“We have only one planet,” says a new video. “Our health depends on it, just like its health depends on us.”

The message is a part of Dia Mundial de la Salut, celebrated each year on April 7 to mark the 1948 founding of the Organització mundial de la salut, an agency of the United Nations that tries to promote public health.

As we head toward harvest here in the southern hemisphere, I’m anxious about our result. In a couple of weeks, I’ll discover what kind of season we’ve had—and no matter what happens, I’ll know that our success or failure always starts in the soil.

So allow me to modify the words of the video: Human health depends on the health of our planet’s soil, and its health depends on us.

That’s what I’ve learned as a farmer in Uruguay. Every harvest begins with the seeds we place in the soil, which nurtures these embryonic plants and allows them to sprout and grow into the crops we need.

Because farmers produce the food we need, people sometimes think of us as plant biologists or botanists who work in fields rather than in labs. And it’s true that we devote ourselves to our crops.

Yet a part of what we do is even more fundamental: We’re soil scientists who seek to maintain the quality of the material from which everything must grow.

Like doctors who size up patients just by looking at them, good farmers can recognize the health of soil just by standing in its presence. I like to think that healthy soil resembles a healthy and hygienic person. It’s strong and has great color. You don’t even have to use your eyes: Healthy soil simply smells good.

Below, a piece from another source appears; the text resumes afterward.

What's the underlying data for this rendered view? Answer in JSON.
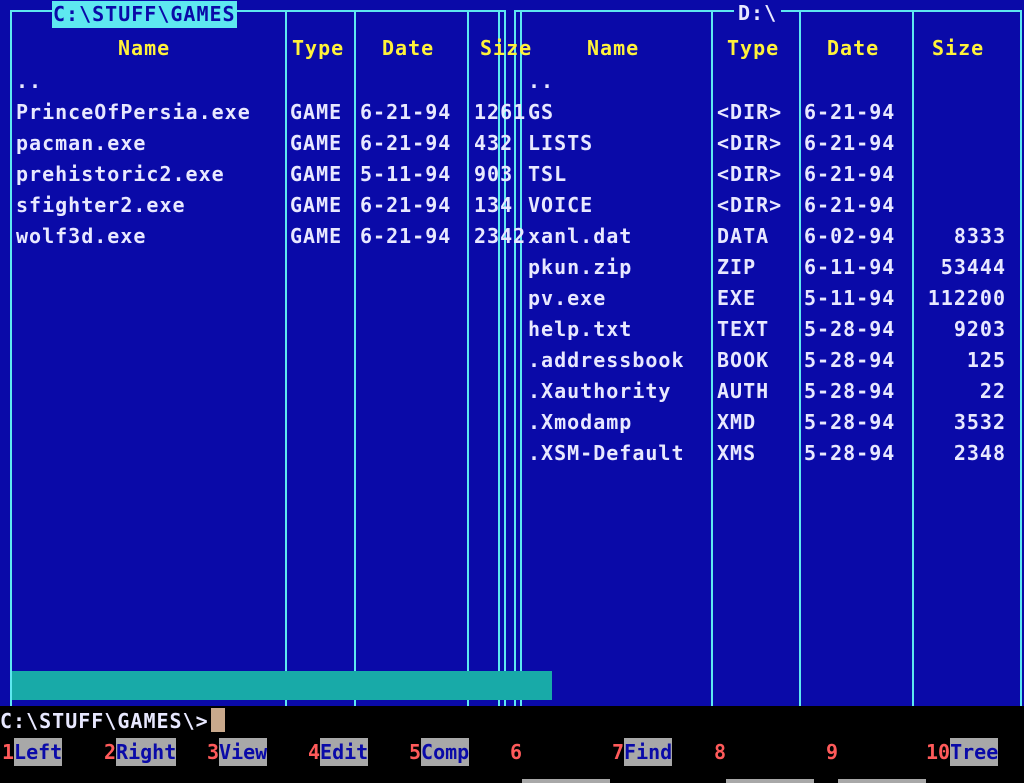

Per a mi, soil also takes on other human qualities. Unhealthy soil is sick. Healthy soil is happy—and happy soil makes for happy farmers.

On a closer and more analytical inspection of the soil, you notice its texture. The best soil is a perfect balance between lime, sand, and clay. It has roots and holes. As with people, it wants company: Worms dig through its darkness, digesting organic matter and leaving behind nutrients.

Sometimes we think of dirt as dead, and it can be—but the healthiest soil is gloriocusly alive. We can observe much of its life, but a lot of it remains beyond our power of sight, taking the form of microorganisms that are too small to see.

Soil needs our protection, and that starts with a proper covering. This includes the crops we grow such as the soybeans, canola, and barley that I rotate in and out of production. It also includes the residue that we leave behind following a harvest or the service crops we plant between food crops.

Farmers work the land, but we prefer not to disrupt the soil. That’s why I practice no-till agriculture. Rather than ripping up our fields by plowing between plantings, I try to keep moisture and nutrients locked in the ground. This is good for the soil as well as for the climate, because it improves the carbon sequestration, storing carbon in the soil, that is a key part of any sensible climate strategy.

Getting the most out of our soil allows us to get the most out of our crops, and that means we need crops that take advantage of what the soil can offer. This obligates us to use the best seeds available, including those with GM and gene-editing traits that fight weeds, plagues, disease, extreme weather, i més.

The best way to understand the difference between the top-performing crops and ordinary crops may be from looking at a picture.

If we don’t use the most productive crops, we waste what the soil provides.

Our goals of sustainability and conservation drive many of our decisions. We seek to keep the soil viable so it can grow the food we need right now as well as in the future. And because of all the stress the world continues to put on the environment—industrialization, urbanization, and population growth—we’re called on to grow more food on less land.

The only way to meet this challenge is to invest in the health of our soil.

Our health and the health of our world depends on it.